- [WORK ITEM]:
Would you write out the whole listing below exactly as given?

- [SOURCE DATA]:
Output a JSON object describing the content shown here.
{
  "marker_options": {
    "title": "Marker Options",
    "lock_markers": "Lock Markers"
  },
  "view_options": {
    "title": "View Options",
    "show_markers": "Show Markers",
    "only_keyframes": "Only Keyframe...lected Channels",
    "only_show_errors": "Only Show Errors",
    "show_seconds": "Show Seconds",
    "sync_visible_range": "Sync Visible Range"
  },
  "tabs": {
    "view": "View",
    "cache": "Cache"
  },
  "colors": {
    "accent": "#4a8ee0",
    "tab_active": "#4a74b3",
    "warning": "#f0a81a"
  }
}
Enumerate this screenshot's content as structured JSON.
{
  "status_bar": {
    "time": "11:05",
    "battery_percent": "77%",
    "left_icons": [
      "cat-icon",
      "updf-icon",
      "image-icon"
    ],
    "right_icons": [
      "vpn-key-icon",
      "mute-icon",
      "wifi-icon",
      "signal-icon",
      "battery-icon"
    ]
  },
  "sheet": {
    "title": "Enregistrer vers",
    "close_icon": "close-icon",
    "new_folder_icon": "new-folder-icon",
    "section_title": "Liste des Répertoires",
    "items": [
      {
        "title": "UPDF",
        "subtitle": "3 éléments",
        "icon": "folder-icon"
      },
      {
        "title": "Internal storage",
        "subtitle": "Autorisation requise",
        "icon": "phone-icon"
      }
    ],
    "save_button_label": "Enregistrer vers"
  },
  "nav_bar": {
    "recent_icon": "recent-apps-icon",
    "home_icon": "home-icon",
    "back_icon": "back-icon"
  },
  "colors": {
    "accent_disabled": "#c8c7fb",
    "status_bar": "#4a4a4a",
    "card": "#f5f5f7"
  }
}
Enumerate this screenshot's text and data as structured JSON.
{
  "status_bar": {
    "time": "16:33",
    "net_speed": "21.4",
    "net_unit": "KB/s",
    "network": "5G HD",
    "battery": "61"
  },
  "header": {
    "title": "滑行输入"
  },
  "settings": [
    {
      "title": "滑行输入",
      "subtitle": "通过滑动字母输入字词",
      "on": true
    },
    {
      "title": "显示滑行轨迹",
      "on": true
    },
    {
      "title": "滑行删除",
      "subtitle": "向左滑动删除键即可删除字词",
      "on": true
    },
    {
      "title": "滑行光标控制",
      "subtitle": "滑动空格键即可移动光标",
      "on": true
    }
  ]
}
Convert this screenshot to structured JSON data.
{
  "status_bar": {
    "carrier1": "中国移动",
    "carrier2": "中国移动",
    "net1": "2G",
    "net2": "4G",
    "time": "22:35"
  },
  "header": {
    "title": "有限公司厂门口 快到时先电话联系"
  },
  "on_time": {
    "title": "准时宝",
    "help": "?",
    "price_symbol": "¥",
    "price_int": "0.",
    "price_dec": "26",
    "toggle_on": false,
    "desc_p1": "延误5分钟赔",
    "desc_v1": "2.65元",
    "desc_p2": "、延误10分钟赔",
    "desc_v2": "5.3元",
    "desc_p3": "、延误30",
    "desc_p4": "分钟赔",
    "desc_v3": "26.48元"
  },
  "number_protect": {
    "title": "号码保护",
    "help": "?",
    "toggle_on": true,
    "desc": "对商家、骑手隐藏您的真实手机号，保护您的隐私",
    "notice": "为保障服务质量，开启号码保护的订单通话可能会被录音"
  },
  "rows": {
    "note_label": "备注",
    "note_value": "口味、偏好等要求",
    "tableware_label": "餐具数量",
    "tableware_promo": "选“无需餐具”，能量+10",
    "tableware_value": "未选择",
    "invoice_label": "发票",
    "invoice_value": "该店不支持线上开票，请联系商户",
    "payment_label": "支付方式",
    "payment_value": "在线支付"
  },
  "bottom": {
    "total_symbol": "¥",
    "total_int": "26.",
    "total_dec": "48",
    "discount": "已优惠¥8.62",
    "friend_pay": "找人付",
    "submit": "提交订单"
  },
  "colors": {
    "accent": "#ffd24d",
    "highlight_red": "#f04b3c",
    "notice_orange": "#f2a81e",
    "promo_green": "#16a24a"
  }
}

- [RESPONSE AREA]:
Output a JSON object describing the content shown here.
{
  "marker_options": {
    "title": "Marker Options",
    "lock_markers": "Lock Markers"
  },
  "view_options": {
    "title": "View Options",
    "show_markers": "Show Markers",
    "only_keyframes": "Only Keyframe...lected Channels",
    "only_show_errors": "Only Show Errors",
    "show_seconds": "Show Seconds",
    "sync_visible_range": "Sync Visible Range"
  },
  "tabs": {
    "view": "View",
    "cache": "Cache"
  },
  "colors": {
    "accent": "#4a8ee0",
    "tab_active": "#4a74b3",
    "warning": "#f0a81a"
  }
}
Enumerate this screenshot's content as structured JSON.
{
  "status_bar": {
    "time": "11:05",
    "battery_percent": "77%",
    "left_icons": [
      "cat-icon",
      "updf-icon",
      "image-icon"
    ],
    "right_icons": [
      "vpn-key-icon",
      "mute-icon",
      "wifi-icon",
      "signal-icon",
      "battery-icon"
    ]
  },
  "sheet": {
    "title": "Enregistrer vers",
    "close_icon": "close-icon",
    "new_folder_icon": "new-folder-icon",
    "section_title": "Liste des Répertoires",
    "items": [
      {
        "title": "UPDF",
        "subtitle": "3 éléments",
        "icon": "folder-icon"
      },
      {
        "title": "Internal storage",
        "subtitle": "Autorisation requise",
        "icon": "phone-icon"
      }
    ],
    "save_button_label": "Enregistrer vers"
  },
  "nav_bar": {
    "recent_icon": "recent-apps-icon",
    "home_icon": "home-icon",
    "back_icon": "back-icon"
  },
  "colors": {
    "accent_disabled": "#c8c7fb",
    "status_bar": "#4a4a4a",
    "card": "#f5f5f7"
  }
}
Enumerate this screenshot's text and data as structured JSON.
{
  "status_bar": {
    "time": "16:33",
    "net_speed": "21.4",
    "net_unit": "KB/s",
    "network": "5G HD",
    "battery": "61"
  },
  "header": {
    "title": "滑行输入"
  },
  "settings": [
    {
      "title": "滑行输入",
      "subtitle": "通过滑动字母输入字词",
      "on": true
    },
    {
      "title": "显示滑行轨迹",
      "on": true
    },
    {
      "title": "滑行删除",
      "subtitle": "向左滑动删除键即可删除字词",
      "on": true
    },
    {
      "title": "滑行光标控制",
      "subtitle": "滑动空格键即可移动光标",
      "on": true
    }
  ]
}
Convert this screenshot to structured JSON data.
{
  "status_bar": {
    "carrier1": "中国移动",
    "carrier2": "中国移动",
    "net1": "2G",
    "net2": "4G",
    "time": "22:35"
  },
  "header": {
    "title": "有限公司厂门口 快到时先电话联系"
  },
  "on_time": {
    "title": "准时宝",
    "help": "?",
    "price_symbol": "¥",
    "price_int": "0.",
    "price_dec": "26",
    "toggle_on": false,
    "desc_p1": "延误5分钟赔",
    "desc_v1": "2.65元",
    "desc_p2": "、延误10分钟赔",
    "desc_v2": "5.3元",
    "desc_p3": "、延误30",
    "desc_p4": "分钟赔",
    "desc_v3": "26.48元"
  },
  "number_protect": {
    "title": "号码保护",
    "help": "?",
    "toggle_on": true,
    "desc": "对商家、骑手隐藏您的真实手机号，保护您的隐私",
    "notice": "为保障服务质量，开启号码保护的订单通话可能会被录音"
  },
  "rows": {
    "note_label": "备注",
    "note_value": "口味、偏好等要求",
    "tableware_label": "餐具数量",
    "tableware_promo": "选“无需餐具”，能量+10",
    "tableware_value": "未选择",
    "invoice_label": "发票",
    "invoice_value": "该店不支持线上开票，请联系商户",
    "payment_label": "支付方式",
    "payment_value": "在线支付"
  },
  "bottom": {
    "total_symbol": "¥",
    "total_int": "26.",
    "total_dec": "48",
    "discount": "已优惠¥8.62",
    "friend_pay": "找人付",
    "submit": "提交订单"
  },
  "colors": {
    "accent": "#ffd24d",
    "highlight_red": "#f04b3c",
    "notice_orange": "#f2a81e",
    "promo_green": "#16a24a"
  }
}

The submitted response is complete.